■ **PROMPT**
Could you copy every record below exactly as it stands?

Extracted records
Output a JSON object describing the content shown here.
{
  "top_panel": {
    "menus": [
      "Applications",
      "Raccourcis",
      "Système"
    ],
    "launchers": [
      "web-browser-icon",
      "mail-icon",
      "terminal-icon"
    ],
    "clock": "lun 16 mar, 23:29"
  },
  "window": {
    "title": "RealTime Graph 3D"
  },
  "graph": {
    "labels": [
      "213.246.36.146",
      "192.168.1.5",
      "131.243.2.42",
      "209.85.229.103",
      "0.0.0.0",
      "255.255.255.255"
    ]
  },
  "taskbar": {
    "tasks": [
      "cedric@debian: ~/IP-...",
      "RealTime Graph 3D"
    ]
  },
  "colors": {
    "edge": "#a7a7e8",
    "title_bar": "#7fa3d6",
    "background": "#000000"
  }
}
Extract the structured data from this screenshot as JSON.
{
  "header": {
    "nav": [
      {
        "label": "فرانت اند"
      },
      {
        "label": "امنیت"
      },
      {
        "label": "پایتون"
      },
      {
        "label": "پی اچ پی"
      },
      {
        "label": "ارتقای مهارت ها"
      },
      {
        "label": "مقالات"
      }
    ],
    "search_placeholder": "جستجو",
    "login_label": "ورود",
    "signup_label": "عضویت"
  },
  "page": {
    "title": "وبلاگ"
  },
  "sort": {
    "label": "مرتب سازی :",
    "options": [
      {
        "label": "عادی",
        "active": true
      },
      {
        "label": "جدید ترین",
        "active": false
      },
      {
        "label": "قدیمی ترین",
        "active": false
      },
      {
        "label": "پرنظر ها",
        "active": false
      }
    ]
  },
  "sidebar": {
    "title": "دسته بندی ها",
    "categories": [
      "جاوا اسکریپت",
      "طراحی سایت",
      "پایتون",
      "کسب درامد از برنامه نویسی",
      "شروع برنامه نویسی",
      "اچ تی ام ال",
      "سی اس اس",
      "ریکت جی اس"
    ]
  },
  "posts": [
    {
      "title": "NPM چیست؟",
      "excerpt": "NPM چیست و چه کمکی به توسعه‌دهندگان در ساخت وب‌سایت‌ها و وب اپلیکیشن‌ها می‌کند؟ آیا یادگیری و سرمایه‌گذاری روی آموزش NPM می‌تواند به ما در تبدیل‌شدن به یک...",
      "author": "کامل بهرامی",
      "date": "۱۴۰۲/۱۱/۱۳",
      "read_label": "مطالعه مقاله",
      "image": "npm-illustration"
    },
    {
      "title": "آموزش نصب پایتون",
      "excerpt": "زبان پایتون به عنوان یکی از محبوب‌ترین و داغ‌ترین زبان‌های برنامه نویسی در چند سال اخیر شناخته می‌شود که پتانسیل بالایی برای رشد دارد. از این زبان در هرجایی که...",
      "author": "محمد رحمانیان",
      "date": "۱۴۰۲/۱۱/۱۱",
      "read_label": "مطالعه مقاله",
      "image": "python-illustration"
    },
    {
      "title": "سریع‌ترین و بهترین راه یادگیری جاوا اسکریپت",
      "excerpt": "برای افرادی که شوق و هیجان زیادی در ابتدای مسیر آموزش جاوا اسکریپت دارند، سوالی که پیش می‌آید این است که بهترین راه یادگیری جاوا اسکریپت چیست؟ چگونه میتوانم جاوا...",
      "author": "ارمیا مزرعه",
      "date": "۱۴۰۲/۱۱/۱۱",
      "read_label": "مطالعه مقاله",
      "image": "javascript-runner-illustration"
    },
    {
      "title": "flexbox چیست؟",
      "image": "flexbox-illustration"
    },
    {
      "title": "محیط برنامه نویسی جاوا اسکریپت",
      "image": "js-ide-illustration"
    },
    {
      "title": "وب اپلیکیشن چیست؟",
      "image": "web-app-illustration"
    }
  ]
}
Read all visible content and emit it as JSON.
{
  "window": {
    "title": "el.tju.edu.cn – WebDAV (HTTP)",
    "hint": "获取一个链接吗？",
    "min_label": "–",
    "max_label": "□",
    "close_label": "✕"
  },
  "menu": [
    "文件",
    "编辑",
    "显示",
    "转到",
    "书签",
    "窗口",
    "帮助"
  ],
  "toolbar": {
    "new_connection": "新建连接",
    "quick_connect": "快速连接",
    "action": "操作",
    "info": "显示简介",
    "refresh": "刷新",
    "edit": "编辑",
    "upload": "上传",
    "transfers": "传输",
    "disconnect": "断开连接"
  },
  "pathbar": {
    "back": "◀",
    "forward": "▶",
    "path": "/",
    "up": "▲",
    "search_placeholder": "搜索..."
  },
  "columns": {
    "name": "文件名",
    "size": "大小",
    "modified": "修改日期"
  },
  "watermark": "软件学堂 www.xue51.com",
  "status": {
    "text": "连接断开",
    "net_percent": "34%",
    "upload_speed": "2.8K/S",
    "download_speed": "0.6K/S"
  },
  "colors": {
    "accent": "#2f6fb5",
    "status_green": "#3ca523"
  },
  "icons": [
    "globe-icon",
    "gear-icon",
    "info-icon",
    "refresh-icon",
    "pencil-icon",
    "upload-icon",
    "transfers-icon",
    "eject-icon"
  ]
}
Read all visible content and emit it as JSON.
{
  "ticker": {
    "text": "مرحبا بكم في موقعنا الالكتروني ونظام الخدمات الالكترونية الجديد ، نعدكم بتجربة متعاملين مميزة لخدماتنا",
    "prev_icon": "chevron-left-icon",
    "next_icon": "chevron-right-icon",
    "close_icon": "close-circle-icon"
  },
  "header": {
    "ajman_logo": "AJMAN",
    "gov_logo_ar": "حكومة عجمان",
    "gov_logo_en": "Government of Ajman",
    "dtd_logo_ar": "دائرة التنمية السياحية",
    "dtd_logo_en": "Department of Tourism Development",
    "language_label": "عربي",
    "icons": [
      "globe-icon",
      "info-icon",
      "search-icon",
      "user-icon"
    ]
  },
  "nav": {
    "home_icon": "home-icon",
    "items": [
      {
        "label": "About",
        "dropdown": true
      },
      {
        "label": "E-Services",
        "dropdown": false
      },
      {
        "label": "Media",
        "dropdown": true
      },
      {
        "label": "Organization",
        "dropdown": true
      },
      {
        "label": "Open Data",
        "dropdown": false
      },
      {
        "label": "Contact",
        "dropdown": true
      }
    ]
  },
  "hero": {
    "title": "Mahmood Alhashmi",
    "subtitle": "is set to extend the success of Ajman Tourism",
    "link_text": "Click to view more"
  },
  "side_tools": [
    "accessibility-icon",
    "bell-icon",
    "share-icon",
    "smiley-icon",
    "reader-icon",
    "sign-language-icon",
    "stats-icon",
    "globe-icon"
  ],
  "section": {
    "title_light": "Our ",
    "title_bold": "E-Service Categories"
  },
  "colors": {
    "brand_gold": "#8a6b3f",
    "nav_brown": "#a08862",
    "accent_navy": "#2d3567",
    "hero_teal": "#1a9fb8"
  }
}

■ **WORKED SOLUTION**
Output a JSON object describing the content shown here.
{
  "top_panel": {
    "menus": [
      "Applications",
      "Raccourcis",
      "Système"
    ],
    "launchers": [
      "web-browser-icon",
      "mail-icon",
      "terminal-icon"
    ],
    "clock": "lun 16 mar, 23:29"
  },
  "window": {
    "title": "RealTime Graph 3D"
  },
  "graph": {
    "labels": [
      "213.246.36.146",
      "192.168.1.5",
      "131.243.2.42",
      "209.85.229.103",
      "0.0.0.0",
      "255.255.255.255"
    ]
  },
  "taskbar": {
    "tasks": [
      "cedric@debian: ~/IP-...",
      "RealTime Graph 3D"
    ]
  },
  "colors": {
    "edge": "#a7a7e8",
    "title_bar": "#7fa3d6",
    "background": "#000000"
  }
}
Extract the structured data from this screenshot as JSON.
{
  "header": {
    "nav": [
      {
        "label": "فرانت اند"
      },
      {
        "label": "امنیت"
      },
      {
        "label": "پایتون"
      },
      {
        "label": "پی اچ پی"
      },
      {
        "label": "ارتقای مهارت ها"
      },
      {
        "label": "مقالات"
      }
    ],
    "search_placeholder": "جستجو",
    "login_label": "ورود",
    "signup_label": "عضویت"
  },
  "page": {
    "title": "وبلاگ"
  },
  "sort": {
    "label": "مرتب سازی :",
    "options": [
      {
        "label": "عادی",
        "active": true
      },
      {
        "label": "جدید ترین",
        "active": false
      },
      {
        "label": "قدیمی ترین",
        "active": false
      },
      {
        "label": "پرنظر ها",
        "active": false
      }
    ]
  },
  "sidebar": {
    "title": "دسته بندی ها",
    "categories": [
      "جاوا اسکریپت",
      "طراحی سایت",
      "پایتون",
      "کسب درامد از برنامه نویسی",
      "شروع برنامه نویسی",
      "اچ تی ام ال",
      "سی اس اس",
      "ریکت جی اس"
    ]
  },
  "posts": [
    {
      "title": "NPM چیست؟",
      "excerpt": "NPM چیست و چه کمکی به توسعه‌دهندگان در ساخت وب‌سایت‌ها و وب اپلیکیشن‌ها می‌کند؟ آیا یادگیری و سرمایه‌گذاری روی آموزش NPM می‌تواند به ما در تبدیل‌شدن به یک...",
      "author": "کامل بهرامی",
      "date": "۱۴۰۲/۱۱/۱۳",
      "read_label": "مطالعه مقاله",
      "image": "npm-illustration"
    },
    {
      "title": "آموزش نصب پایتون",
      "excerpt": "زبان پایتون به عنوان یکی از محبوب‌ترین و داغ‌ترین زبان‌های برنامه نویسی در چند سال اخیر شناخته می‌شود که پتانسیل بالایی برای رشد دارد. از این زبان در هرجایی که...",
      "author": "محمد رحمانیان",
      "date": "۱۴۰۲/۱۱/۱۱",
      "read_label": "مطالعه مقاله",
      "image": "python-illustration"
    },
    {
      "title": "سریع‌ترین و بهترین راه یادگیری جاوا اسکریپت",
      "excerpt": "برای افرادی که شوق و هیجان زیادی در ابتدای مسیر آموزش جاوا اسکریپت دارند، سوالی که پیش می‌آید این است که بهترین راه یادگیری جاوا اسکریپت چیست؟ چگونه میتوانم جاوا...",
      "author": "ارمیا مزرعه",
      "date": "۱۴۰۲/۱۱/۱۱",
      "read_label": "مطالعه مقاله",
      "image": "javascript-runner-illustration"
    },
    {
      "title": "flexbox چیست؟",
      "image": "flexbox-illustration"
    },
    {
      "title": "محیط برنامه نویسی جاوا اسکریپت",
      "image": "js-ide-illustration"
    },
    {
      "title": "وب اپلیکیشن چیست؟",
      "image": "web-app-illustration"
    }
  ]
}
Read all visible content and emit it as JSON.
{
  "window": {
    "title": "el.tju.edu.cn – WebDAV (HTTP)",
    "hint": "获取一个链接吗？",
    "min_label": "–",
    "max_label": "□",
    "close_label": "✕"
  },
  "menu": [
    "文件",
    "编辑",
    "显示",
    "转到",
    "书签",
    "窗口",
    "帮助"
  ],
  "toolbar": {
    "new_connection": "新建连接",
    "quick_connect": "快速连接",
    "action": "操作",
    "info": "显示简介",
    "refresh": "刷新",
    "edit": "编辑",
    "upload": "上传",
    "transfers": "传输",
    "disconnect": "断开连接"
  },
  "pathbar": {
    "back": "◀",
    "forward": "▶",
    "path": "/",
    "up": "▲",
    "search_placeholder": "搜索..."
  },
  "columns": {
    "name": "文件名",
    "size": "大小",
    "modified": "修改日期"
  },
  "watermark": "软件学堂 www.xue51.com",
  "status": {
    "text": "连接断开",
    "net_percent": "34%",
    "upload_speed": "2.8K/S",
    "download_speed": "0.6K/S"
  },
  "colors": {
    "accent": "#2f6fb5",
    "status_green": "#3ca523"
  },
  "icons": [
    "globe-icon",
    "gear-icon",
    "info-icon",
    "refresh-icon",
    "pencil-icon",
    "upload-icon",
    "transfers-icon",
    "eject-icon"
  ]
}
Read all visible content and emit it as JSON.
{
  "ticker": {
    "text": "مرحبا بكم في موقعنا الالكتروني ونظام الخدمات الالكترونية الجديد ، نعدكم بتجربة متعاملين مميزة لخدماتنا",
    "prev_icon": "chevron-left-icon",
    "next_icon": "chevron-right-icon",
    "close_icon": "close-circle-icon"
  },
  "header": {
    "ajman_logo": "AJMAN",
    "gov_logo_ar": "حكومة عجمان",
    "gov_logo_en": "Government of Ajman",
    "dtd_logo_ar": "دائرة التنمية السياحية",
    "dtd_logo_en": "Department of Tourism Development",
    "language_label": "عربي",
    "icons": [
      "globe-icon",
      "info-icon",
      "search-icon",
      "user-icon"
    ]
  },
  "nav": {
    "home_icon": "home-icon",
    "items": [
      {
        "label": "About",
        "dropdown": true
      },
      {
        "label": "E-Services",
        "dropdown": false
      },
      {
        "label": "Media",
        "dropdown": true
      },
      {
        "label": "Organization",
        "dropdown": true
      },
      {
        "label": "Open Data",
        "dropdown": false
      },
      {
        "label": "Contact",
        "dropdown": true
      }
    ]
  },
  "hero": {
    "title": "Mahmood Alhashmi",
    "subtitle": "is set to extend the success of Ajman Tourism",
    "link_text": "Click to view more"
  },
  "side_tools": [
    "accessibility-icon",
    "bell-icon",
    "share-icon",
    "smiley-icon",
    "reader-icon",
    "sign-language-icon",
    "stats-icon",
    "globe-icon"
  ],
  "section": {
    "title_light": "Our ",
    "title_bold": "E-Service Categories"
  },
  "colors": {
    "brand_gold": "#8a6b3f",
    "nav_brown": "#a08862",
    "accent_navy": "#2d3567",
    "hero_teal": "#1a9fb8"
  }
}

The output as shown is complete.